YOUR ASSIGNMENT:
Lines from the listing below that contain the string "Course" are to be reported.

MATERIAL FOR THIS TASK:
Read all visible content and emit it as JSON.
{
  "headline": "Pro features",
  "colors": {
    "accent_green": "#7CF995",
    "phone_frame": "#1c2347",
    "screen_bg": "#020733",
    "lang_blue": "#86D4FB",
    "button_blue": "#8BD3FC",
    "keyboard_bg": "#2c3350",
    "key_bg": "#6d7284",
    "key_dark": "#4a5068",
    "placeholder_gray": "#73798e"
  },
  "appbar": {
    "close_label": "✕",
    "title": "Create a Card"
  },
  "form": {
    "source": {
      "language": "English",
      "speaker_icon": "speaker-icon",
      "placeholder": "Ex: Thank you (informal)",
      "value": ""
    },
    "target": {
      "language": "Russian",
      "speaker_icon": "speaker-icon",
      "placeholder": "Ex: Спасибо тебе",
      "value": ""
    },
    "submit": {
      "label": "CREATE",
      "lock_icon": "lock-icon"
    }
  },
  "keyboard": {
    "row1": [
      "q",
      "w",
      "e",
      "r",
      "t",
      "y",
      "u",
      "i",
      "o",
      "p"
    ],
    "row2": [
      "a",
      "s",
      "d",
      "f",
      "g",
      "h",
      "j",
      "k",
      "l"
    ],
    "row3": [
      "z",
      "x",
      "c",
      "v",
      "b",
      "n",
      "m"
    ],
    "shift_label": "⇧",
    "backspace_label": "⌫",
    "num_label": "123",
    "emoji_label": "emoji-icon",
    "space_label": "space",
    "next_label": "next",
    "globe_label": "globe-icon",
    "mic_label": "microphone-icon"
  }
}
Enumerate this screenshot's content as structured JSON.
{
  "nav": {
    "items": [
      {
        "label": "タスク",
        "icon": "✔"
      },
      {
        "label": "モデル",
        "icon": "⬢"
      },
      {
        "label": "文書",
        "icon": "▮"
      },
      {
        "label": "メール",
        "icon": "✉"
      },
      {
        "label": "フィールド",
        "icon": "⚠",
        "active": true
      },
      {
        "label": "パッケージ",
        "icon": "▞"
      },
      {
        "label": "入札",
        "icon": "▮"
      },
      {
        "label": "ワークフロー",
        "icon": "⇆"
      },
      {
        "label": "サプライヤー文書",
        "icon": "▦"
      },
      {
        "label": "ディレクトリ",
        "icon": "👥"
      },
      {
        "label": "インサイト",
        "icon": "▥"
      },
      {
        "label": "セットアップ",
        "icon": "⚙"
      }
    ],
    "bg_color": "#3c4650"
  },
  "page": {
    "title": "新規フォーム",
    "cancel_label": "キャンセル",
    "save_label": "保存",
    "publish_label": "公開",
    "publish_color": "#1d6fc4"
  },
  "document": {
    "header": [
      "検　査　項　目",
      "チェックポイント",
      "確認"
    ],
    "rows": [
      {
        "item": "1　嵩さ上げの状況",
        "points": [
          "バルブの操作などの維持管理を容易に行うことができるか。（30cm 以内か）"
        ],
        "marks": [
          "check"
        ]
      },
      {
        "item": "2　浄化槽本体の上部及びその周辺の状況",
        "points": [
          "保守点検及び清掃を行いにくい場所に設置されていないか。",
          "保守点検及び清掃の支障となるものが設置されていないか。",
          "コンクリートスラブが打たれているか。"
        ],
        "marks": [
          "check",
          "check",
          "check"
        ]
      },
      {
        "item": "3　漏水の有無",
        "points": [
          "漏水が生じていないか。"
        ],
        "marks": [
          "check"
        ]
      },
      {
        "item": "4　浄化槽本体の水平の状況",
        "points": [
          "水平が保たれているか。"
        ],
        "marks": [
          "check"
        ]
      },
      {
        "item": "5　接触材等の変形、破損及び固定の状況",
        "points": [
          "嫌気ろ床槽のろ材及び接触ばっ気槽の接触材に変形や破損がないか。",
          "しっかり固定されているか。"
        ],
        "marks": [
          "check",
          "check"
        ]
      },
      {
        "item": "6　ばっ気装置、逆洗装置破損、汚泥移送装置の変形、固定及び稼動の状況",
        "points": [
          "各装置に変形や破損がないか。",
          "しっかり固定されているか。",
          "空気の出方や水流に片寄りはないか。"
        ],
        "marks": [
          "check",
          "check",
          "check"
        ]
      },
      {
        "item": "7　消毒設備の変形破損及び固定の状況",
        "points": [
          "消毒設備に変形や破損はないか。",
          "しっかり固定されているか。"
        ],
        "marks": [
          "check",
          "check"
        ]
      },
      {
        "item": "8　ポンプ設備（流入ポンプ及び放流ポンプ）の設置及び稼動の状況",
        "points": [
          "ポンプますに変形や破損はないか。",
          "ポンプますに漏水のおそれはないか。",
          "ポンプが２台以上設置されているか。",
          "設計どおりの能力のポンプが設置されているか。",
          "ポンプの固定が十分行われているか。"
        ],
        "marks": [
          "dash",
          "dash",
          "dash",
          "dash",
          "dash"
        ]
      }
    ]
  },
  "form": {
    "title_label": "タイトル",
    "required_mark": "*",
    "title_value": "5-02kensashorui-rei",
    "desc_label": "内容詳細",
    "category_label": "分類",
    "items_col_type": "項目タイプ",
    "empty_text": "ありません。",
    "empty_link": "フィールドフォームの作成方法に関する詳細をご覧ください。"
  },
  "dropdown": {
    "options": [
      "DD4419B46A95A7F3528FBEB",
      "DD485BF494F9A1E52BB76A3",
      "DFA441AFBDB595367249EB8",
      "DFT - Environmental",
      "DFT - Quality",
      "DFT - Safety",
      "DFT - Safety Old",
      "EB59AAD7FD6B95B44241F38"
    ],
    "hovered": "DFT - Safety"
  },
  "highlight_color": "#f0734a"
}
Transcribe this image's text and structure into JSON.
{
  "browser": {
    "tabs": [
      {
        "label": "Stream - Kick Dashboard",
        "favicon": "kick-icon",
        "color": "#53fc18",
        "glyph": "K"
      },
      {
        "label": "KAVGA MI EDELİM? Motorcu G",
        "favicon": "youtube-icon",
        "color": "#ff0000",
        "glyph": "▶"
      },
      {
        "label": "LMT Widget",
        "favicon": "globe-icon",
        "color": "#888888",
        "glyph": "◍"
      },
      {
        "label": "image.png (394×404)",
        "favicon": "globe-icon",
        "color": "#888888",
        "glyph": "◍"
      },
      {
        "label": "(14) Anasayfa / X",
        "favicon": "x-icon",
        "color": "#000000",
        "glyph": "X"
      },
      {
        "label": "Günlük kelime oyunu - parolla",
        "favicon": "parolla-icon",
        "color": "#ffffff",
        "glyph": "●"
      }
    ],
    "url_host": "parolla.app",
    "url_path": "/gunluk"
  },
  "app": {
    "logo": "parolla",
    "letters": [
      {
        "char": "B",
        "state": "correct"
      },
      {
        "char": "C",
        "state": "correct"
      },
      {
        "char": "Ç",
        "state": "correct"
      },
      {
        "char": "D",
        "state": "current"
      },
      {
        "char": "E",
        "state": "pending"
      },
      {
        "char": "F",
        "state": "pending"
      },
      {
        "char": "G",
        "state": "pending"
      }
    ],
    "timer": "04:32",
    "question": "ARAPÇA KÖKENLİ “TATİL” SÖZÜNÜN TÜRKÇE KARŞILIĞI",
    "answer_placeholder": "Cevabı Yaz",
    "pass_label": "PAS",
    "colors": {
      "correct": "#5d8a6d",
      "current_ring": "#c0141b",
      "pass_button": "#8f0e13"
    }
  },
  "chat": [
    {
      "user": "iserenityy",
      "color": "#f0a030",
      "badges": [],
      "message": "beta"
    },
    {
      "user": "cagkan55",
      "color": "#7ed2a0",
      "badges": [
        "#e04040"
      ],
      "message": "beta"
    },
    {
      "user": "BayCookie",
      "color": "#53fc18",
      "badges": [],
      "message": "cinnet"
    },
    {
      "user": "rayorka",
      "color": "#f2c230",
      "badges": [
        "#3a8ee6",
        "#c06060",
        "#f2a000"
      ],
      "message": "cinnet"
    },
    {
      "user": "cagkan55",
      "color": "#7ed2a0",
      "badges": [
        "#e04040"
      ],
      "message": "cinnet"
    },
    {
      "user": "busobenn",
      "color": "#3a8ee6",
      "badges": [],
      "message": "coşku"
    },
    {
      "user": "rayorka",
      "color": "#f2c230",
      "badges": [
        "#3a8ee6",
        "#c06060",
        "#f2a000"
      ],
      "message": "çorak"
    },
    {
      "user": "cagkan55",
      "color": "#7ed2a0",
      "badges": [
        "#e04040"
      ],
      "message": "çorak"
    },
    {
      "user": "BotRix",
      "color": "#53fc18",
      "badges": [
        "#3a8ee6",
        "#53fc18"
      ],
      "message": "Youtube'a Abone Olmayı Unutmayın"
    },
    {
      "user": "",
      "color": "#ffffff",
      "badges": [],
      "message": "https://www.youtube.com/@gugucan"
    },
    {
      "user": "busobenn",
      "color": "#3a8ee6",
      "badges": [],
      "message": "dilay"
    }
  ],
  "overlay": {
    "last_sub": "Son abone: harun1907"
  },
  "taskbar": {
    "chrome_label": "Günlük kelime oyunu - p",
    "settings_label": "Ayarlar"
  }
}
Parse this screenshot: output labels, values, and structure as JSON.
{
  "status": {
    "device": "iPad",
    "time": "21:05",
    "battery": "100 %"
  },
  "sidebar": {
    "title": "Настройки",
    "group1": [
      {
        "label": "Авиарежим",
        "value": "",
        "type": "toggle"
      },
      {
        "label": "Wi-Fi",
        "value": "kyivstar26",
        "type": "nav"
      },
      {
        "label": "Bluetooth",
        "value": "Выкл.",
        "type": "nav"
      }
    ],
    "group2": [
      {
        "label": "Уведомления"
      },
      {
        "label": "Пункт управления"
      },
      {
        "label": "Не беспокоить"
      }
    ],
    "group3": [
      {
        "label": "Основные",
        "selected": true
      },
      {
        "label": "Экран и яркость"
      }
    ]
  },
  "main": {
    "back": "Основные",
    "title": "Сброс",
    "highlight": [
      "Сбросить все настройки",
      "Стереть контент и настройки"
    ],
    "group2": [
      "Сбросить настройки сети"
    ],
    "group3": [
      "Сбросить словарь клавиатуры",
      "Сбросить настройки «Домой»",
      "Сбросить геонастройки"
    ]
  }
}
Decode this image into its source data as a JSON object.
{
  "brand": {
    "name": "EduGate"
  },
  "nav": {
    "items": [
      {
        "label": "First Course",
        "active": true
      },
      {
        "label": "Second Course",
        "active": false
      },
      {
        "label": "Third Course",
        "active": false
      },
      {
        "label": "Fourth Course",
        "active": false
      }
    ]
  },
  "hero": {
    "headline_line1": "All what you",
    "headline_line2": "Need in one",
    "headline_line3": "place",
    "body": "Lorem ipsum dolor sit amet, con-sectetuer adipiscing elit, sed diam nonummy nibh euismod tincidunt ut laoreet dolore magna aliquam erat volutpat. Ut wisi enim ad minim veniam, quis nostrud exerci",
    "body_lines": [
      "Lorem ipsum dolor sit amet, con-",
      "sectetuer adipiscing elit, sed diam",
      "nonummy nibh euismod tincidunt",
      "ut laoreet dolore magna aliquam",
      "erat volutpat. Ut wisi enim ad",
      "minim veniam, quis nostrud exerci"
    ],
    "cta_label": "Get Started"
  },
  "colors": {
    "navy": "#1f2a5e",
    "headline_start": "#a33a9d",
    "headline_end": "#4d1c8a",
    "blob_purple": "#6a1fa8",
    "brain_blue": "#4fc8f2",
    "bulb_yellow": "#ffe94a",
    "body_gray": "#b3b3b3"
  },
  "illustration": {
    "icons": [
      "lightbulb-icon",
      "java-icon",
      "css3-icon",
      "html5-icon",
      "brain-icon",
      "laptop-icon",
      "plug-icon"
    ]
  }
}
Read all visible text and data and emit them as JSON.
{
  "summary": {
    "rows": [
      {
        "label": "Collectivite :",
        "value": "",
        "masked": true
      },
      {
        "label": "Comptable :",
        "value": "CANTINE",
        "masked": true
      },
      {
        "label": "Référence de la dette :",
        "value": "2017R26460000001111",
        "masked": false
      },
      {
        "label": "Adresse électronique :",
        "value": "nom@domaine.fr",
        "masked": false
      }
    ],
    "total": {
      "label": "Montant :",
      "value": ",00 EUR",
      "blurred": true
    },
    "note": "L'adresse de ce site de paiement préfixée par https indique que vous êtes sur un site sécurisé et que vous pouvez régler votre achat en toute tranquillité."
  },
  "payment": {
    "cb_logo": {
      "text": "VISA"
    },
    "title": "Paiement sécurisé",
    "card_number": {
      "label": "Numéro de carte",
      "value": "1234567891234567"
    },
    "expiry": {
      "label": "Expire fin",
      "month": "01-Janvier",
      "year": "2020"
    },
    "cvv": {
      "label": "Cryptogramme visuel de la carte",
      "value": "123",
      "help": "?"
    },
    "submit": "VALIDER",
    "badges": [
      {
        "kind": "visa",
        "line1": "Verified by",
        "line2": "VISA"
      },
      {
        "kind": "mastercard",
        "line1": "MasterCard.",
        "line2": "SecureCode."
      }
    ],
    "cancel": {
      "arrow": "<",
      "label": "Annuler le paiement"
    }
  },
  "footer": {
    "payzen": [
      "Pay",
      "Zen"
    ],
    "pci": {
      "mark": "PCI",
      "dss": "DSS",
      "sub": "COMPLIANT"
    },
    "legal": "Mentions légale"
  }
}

PROBLEM SOLUTION:
        "label": "First Course",
        "label": "Second Course",
        "label": "Third Course",
        "label": "Fourth Course",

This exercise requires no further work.